The Gaza Platform builds a picture “of what actually happened over the 50 days of the conflict,” Amnesty International said in a video presentation. The group has promised to update it with new information as further evidence is gathered.

"The Gaza Platform is the most comprehensive record of attacks during the 2014 conflict to date. It allows us to piece together more than 2,500 individual attacks, illustrating the vast scale of destruction caused by Israel’s military operations in Gaza during the 50-day war last summer," said Philip Luther, director of Amnesty International’s Middle East and North Africa Programme.

According to the human rights watchdog, the platform illustrates a pattern of the Israeli military “targeting residential buildings,” as well as repeated use of artillery, an imprecise explosive weapon, which “should be investigated as war crimes.”

551 Palestinian children were killed in Israel's assault on Gaza last year: http://t.co/O7cf7RMuVw#50Days4Gazapic.twitter.com/B5ApJxSjuE

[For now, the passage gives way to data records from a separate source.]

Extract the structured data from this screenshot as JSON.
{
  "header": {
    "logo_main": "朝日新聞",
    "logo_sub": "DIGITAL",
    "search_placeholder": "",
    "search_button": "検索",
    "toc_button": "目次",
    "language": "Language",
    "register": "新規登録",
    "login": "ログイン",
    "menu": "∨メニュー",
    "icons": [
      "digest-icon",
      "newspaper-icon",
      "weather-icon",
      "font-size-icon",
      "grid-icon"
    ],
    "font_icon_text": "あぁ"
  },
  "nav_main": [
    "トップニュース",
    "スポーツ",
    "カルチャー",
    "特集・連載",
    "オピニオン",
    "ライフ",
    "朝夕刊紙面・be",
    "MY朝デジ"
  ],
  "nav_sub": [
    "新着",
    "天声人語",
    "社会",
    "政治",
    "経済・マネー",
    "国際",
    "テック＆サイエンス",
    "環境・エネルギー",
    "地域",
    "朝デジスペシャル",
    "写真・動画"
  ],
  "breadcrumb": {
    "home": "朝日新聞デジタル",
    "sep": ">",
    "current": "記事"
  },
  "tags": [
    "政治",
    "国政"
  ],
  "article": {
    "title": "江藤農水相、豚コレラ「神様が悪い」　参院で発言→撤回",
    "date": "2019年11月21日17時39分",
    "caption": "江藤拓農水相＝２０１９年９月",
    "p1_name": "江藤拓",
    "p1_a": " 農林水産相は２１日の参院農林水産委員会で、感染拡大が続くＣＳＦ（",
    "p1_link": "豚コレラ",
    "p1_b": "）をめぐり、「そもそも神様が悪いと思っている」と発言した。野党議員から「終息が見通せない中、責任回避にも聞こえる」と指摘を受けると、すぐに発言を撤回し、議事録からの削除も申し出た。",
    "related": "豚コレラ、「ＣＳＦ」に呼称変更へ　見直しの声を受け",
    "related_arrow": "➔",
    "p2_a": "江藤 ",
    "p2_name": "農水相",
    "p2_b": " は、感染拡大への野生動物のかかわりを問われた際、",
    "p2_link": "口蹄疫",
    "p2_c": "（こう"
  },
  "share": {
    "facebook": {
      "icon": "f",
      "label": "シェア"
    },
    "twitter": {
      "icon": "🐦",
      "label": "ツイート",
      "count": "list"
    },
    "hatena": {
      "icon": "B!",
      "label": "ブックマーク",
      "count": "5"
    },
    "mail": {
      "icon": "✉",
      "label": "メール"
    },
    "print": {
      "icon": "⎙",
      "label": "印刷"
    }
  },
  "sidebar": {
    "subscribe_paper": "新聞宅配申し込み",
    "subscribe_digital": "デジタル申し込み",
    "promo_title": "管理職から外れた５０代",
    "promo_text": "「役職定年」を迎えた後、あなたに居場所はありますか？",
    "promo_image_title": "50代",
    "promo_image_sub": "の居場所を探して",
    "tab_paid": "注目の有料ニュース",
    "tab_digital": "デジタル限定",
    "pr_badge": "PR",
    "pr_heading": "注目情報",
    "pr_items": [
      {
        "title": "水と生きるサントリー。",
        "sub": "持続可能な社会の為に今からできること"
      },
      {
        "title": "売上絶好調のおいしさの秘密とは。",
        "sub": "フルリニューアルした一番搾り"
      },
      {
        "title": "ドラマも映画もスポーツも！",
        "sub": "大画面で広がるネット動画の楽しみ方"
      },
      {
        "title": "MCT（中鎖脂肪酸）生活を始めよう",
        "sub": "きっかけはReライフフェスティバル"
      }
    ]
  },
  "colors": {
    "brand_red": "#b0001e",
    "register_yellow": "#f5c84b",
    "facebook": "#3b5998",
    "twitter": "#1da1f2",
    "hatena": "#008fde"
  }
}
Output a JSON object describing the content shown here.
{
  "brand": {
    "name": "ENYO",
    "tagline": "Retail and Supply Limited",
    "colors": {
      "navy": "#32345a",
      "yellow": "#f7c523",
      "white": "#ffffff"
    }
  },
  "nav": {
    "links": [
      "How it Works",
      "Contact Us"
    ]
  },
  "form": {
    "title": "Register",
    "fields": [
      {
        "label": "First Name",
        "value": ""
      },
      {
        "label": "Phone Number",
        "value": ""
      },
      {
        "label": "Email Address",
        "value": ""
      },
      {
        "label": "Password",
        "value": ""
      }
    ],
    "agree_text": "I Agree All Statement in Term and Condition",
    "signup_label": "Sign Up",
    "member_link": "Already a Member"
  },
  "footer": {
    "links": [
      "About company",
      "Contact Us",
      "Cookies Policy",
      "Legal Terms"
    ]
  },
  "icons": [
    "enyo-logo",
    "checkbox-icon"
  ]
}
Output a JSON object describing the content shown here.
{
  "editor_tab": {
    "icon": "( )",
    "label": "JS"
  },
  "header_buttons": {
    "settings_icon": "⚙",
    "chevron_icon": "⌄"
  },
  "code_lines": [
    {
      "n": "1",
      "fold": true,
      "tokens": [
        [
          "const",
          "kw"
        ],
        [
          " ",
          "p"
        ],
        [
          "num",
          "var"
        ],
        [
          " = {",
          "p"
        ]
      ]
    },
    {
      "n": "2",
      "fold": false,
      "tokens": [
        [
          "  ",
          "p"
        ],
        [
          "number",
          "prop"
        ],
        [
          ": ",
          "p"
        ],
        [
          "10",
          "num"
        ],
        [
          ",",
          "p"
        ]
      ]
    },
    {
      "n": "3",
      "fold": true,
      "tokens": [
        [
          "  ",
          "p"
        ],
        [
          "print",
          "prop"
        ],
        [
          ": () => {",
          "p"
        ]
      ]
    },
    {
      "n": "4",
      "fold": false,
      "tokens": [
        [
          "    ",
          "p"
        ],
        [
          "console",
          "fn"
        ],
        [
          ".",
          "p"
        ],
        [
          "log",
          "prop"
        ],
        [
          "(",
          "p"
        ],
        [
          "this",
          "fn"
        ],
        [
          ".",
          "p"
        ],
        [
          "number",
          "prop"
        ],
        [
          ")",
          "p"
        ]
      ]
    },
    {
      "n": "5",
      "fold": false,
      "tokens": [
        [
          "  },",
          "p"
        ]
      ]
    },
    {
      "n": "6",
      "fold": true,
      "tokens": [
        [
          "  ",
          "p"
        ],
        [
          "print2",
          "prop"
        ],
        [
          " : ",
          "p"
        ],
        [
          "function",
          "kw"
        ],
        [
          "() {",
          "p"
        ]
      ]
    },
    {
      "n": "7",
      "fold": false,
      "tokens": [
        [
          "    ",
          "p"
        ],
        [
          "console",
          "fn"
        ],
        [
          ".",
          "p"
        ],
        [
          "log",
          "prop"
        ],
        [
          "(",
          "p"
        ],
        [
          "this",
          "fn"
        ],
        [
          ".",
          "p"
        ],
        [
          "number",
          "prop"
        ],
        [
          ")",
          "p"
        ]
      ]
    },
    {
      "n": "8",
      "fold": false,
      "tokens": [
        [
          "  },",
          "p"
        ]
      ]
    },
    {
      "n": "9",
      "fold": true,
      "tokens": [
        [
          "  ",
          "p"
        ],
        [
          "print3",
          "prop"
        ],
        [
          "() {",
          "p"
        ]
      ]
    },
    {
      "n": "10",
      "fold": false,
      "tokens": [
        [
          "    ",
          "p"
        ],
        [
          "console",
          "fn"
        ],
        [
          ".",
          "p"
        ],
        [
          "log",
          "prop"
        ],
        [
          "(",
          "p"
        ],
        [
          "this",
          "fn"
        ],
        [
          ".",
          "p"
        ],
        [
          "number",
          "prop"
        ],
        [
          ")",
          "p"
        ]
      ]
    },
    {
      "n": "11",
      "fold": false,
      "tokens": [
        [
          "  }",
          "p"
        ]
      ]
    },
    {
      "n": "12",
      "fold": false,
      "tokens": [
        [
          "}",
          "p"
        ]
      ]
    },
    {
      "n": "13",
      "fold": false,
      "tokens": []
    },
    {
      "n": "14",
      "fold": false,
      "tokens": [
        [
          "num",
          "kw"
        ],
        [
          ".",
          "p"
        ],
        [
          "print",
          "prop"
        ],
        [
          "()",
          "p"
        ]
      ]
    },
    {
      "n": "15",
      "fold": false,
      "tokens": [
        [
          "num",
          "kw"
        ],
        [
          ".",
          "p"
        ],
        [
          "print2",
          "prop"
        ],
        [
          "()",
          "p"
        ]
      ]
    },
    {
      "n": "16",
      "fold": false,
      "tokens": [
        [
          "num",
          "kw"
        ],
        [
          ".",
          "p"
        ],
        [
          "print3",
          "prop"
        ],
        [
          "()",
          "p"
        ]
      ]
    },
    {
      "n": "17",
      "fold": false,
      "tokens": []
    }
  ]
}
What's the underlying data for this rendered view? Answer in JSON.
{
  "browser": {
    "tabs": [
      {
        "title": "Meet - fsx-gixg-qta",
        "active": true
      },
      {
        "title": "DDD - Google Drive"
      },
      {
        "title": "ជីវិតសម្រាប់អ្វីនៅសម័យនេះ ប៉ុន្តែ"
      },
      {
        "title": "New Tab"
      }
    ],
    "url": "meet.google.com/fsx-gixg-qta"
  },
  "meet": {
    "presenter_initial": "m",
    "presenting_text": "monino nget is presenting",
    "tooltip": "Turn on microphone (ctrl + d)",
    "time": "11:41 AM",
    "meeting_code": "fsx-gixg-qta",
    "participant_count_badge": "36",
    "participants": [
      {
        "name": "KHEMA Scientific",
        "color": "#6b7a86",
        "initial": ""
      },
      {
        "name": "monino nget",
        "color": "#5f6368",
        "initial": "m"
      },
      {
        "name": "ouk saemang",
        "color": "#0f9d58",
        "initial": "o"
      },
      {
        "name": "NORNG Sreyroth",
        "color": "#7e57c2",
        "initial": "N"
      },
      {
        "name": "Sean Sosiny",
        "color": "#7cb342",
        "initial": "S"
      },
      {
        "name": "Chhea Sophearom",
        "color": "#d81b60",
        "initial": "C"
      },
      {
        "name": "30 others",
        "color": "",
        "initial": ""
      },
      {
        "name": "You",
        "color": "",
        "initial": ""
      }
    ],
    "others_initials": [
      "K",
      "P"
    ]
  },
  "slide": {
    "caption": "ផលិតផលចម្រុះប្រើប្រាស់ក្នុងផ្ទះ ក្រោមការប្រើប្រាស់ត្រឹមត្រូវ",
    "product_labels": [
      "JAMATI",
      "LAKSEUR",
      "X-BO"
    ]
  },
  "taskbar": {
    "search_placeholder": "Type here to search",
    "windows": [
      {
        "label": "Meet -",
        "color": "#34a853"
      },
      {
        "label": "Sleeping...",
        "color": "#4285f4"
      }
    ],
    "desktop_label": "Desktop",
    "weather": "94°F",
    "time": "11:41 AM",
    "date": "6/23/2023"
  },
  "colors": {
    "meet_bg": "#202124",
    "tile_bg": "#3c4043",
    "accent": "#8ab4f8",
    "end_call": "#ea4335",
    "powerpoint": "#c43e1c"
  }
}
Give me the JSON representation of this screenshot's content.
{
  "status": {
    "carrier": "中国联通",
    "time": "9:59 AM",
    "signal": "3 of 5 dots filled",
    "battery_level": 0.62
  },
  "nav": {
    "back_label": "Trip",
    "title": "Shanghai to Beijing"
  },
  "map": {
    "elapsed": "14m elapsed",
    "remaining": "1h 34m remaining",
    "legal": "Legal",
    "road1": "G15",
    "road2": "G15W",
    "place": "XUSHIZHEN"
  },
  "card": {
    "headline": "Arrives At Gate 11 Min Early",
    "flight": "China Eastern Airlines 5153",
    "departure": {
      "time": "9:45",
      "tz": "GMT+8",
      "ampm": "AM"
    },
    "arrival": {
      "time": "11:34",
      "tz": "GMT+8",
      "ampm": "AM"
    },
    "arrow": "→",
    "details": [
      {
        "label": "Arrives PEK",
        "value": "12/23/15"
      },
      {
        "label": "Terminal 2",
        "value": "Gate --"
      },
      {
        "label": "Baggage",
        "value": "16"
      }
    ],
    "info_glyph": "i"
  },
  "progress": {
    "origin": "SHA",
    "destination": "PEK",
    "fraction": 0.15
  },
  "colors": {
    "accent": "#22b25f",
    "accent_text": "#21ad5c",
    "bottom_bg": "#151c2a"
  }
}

— AmnestyInternational (@AmnestyOnline) 8 июля 2015

The Israeli military claim their targets were Hamas fighters while authorities in Gaza believe civilians were directly targeted.

“What we’re trying to do with this tool is to cut through those two different narratives and to come out with independent analysis that draws out conclusions that we believe point to the commission of war crimes,” Luther said.

Architectural detectives from Goldsmith’s University of London together with Amnesty international, the Gaza-based human rights organizations Al Mezan and the Palestinian Center for Human Rights (PCHR), have been collaborating in the project over the past several months, Amnesty said.

Year after Gaza war: Life amid rubble as rebuilding stalled

It has been exactly a year since Israel launched its offensive against Gaza, which it dubbed Operation Protective Edge. The operation, carried out in retaliation to Hamas rocket fire, claimed the lives of some 2,251 Palestinians, mostly civilians, and 72 Israelis, according to the UN.

Over 18,000 homes were destroyed during the conflict, and people are still forced to live amid rubble as rebuilding has been stalled by border restrictions and political tensions.

“Everything is gone after the bombing even the windows, I spent my own money to fix the house. I received 1,000 dollars, it can’t do anything to feed 7 people and pay the rent,” a Gaza resident of the Shujayia neighbourhood told RT’s Lizzie Phelan.

Families in Shujayia, #Gaza still living in the rubble of their homes pic.twitter.com/9KhPtNqt8P

— Lizzie Phelan (@LizziePhelan) 7 июля 2015

Nabil Abu Muaileq, the chairman of the Palestinian Contractors Union, urged the international community “to push hard on the Israeli government to let all the [building]materials [in].”

Moreover, Israel is said to have been consequently shrinking the fishing zone in Gaza, where around 30,000 Palestinians depend on the fishing industry.

#Gaza - the hardest place in the world to be a fisherman? pic.twitter.com/zkgQKCK3zU

— Lizzie Phelan (@LizziePhelan) 7 июля 2015

Under the 1993 Oslo Agreements, Palestinians should be allowed to sail out 20 nautical miles, but since last June Israel has only allowed Palestinians to sail out six nautical miles. According to human rights groups, there have been a series of cases when Palestinians who leave the dock are being harassed, while three have been shot since last September.

“Israel comes and prevents us from fishing within six miles, they used to destroy our nets, detain us. It can happen that the waves take us further than six miles and we can’t control it, then the Israelis come and take our nets,” a local fisherman told RT.

Gazan's have Irish humour - Gazan man: It’s hard 2find jobs in Gaza, they said Gaza looks like paradise (bcos there are no jobs in paradise)

— Lizzie Phelan (@LizziePhelan) 7 июля 2015

Israel's blockade of the Gaza enclave has created “some of the highest unemployment and aid dependency levels in the world, and must be brought to an end," Christian Aid charity organization’s spokesman William Bell said in a statement on Wednesday.

The Oxfam aid agency said that 68 percent of residents under 24 are jobless. It added in a statement on Wednesday that 80 percent of Gaza’s 1.8 million population was increasingly reliant on international aid.

According to Christian Aid, less than one percent of the materials needed for reconstruction have been allowed into Gaza.